  • Indigenous Cuisine: The Yukon has a rich history of indigenous culture, and the local First Nations' traditions heavily influence the culinary scene. Traditional dishes often feature ingredients like wild game such as caribou, moose, and bison, as well as fish like salmon and trout. Indigenous cooking methods like smoking, drying, and pit cooking are still practiced, preserving the authentic flavors and techniques of the region.
  • Local Ingredients: The pristine wilderness of the Yukon provides an abundance of fresh, locally sourced ingredients. Foraged goods like wild berries, mushrooms, and greens are often incorporated into dishes, adding a distinct northern touch. Locally caught fish, including Arctic grayling and northern pike, are prized delicacies, while wild game meats like venison and elk find their way onto many menus.

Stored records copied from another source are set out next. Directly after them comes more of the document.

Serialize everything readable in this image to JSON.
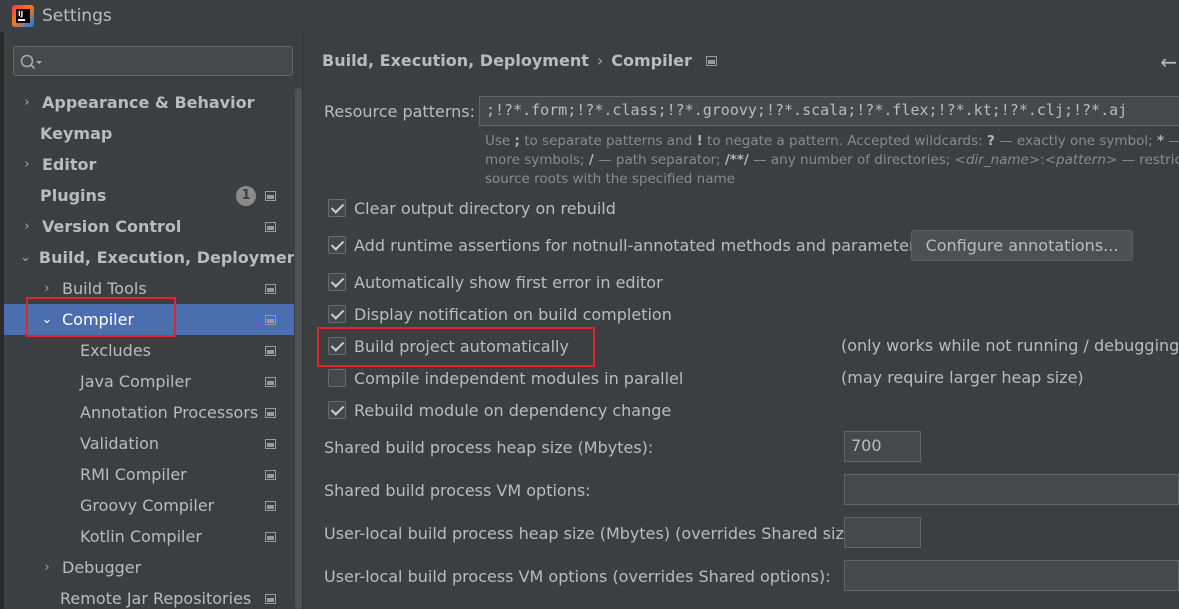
{
  "window": {
    "title": "Settings"
  },
  "search": {
    "placeholder": "",
    "value": ""
  },
  "sidebar": {
    "items": [
      {
        "label": "Appearance & Behavior",
        "arrow": "›",
        "bold": true
      },
      {
        "label": "Keymap",
        "bold": true
      },
      {
        "label": "Editor",
        "arrow": "›",
        "bold": true
      },
      {
        "label": "Plugins",
        "bold": true,
        "badge": "1"
      },
      {
        "label": "Version Control",
        "arrow": "›",
        "bold": true
      },
      {
        "label": "Build, Execution, Deployment",
        "arrow": "⌄",
        "bold": true
      },
      {
        "label": "Build Tools",
        "arrow": "›"
      },
      {
        "label": "Compiler",
        "arrow": "⌄",
        "selected": true
      },
      {
        "label": "Excludes"
      },
      {
        "label": "Java Compiler"
      },
      {
        "label": "Annotation Processors"
      },
      {
        "label": "Validation"
      },
      {
        "label": "RMI Compiler"
      },
      {
        "label": "Groovy Compiler"
      },
      {
        "label": "Kotlin Compiler"
      },
      {
        "label": "Debugger",
        "arrow": "›"
      },
      {
        "label": "Remote Jar Repositories"
      }
    ]
  },
  "breadcrumb": {
    "parent": "Build, Execution, Deployment",
    "separator": "›",
    "current": "Compiler"
  },
  "resource_patterns": {
    "label": "Resource patterns:",
    "value": ";!?*.form;!?*.class;!?*.groovy;!?*.scala;!?*.flex;!?*.kt;!?*.clj;!?*.aj",
    "hint": {
      "t1": "Use ",
      "b1": ";",
      "t2": " to separate patterns and ",
      "b2": "!",
      "t3": " to negate a pattern. Accepted wildcards: ",
      "b3": "?",
      "t4": " — exactly one symbol; ",
      "b4": "*",
      "t5": " — ze",
      "t6": "more symbols; ",
      "b5": "/",
      "t7": " — path separator; ",
      "b6": "/**/",
      "t8": " — any number of directories; ",
      "i1": "<dir_name>",
      "t9": ":",
      "i2": "<pattern>",
      "t10": " — restrict t",
      "line3": "source roots with the specified name"
    }
  },
  "options": [
    {
      "label": "Clear output directory on rebuild",
      "checked": true
    },
    {
      "label": "Add runtime assertions for notnull-annotated methods and parameters",
      "checked": true
    },
    {
      "label": "Automatically show first error in editor",
      "checked": true
    },
    {
      "label": "Display notification on build completion",
      "checked": true
    },
    {
      "label": "Build project automatically",
      "checked": true,
      "note": "(only works while not running / debugging)"
    },
    {
      "label": "Compile independent modules in parallel",
      "checked": false,
      "note": "(may require larger heap size)"
    },
    {
      "label": "Rebuild module on dependency change",
      "checked": true
    }
  ],
  "configure_button": "Configure annotations...",
  "fields": [
    {
      "label": "Shared build process heap size (Mbytes):",
      "value": "700"
    },
    {
      "label": "Shared build process VM options:",
      "value": ""
    },
    {
      "label": "User-local build process heap size (Mbytes) (overrides Shared size):",
      "value": ""
    },
    {
      "label": "User-local build process VM options (overrides Shared options):",
      "value": ""
    }
  ],
  "colors": {
    "background": "#3c3f41",
    "selection": "#4b6eaf",
    "highlight_box": "#e3242b",
    "text": "#bbbbbb"
  }
}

  • Yukon Comfort Food: Given the rugged and cold climate, the Yukon's culinary scene excels in hearty comfort food. Popular dishes include savory stews, such as caribou or moose stew, which are perfect for warming up during the long winters. Other comforting favorites include pot pies, meat pies, and poutine (French fries topped with cheese curds and gravy).
  • Food Festivals and Events: The Yukon celebrates its unique culinary heritage through various food festivals and events. The Yukon Culinary Festival, held annually in Whitehorse, showcases local chefs, farmers, and artisans. It offers cooking demonstrations, food tastings, and a chance to experience the best of Yukon's cuisine. The Adäka Cultural Festival also features indigenous food and showcases the cultural traditions surrounding it.
  • Craft Beer and Distilleries: The Yukon has seen a rise in craft breweries and distilleries in recent years. These establishments produce locally made beers, ales, ciders, and spirits, incorporating regional flavors and ingredients. Visitors can enjoy a pint of Yukon-made beer or try spirits infused with unique flavors like wild berries and boreal botanicals.
  • Farm-to-Table Experiences: Farm-to-table dining experiences are gaining popularity in the Yukon. Several local farms and ranches offer opportunities for visitors to enjoy fresh produce and locally raised meats. These experiences often include farm tours, tastings, and farm-fresh meals prepared by talented chefs using ingredients sourced directly from the land.
  • International Flavors: While the Yukon's culinary scene is rooted in local ingredients and traditions, you can also find international flavors in the larger towns and cities. Restaurants and cafes often offer diverse cuisines, including Canadian, American, European, and Asian options, catering to a range of tastes.

Despite its remote location, the Yukon Territory's culinary scene embraces the unique ingredients and cultural traditions of the region. Whether you're seeking traditional indigenous dishes, hearty comfort food, or innovative culinary experiences, the Yukon offers a distinctive culinary journey for those willing to explore its flavors.

Proud members of the Culinary Tourism Alliance.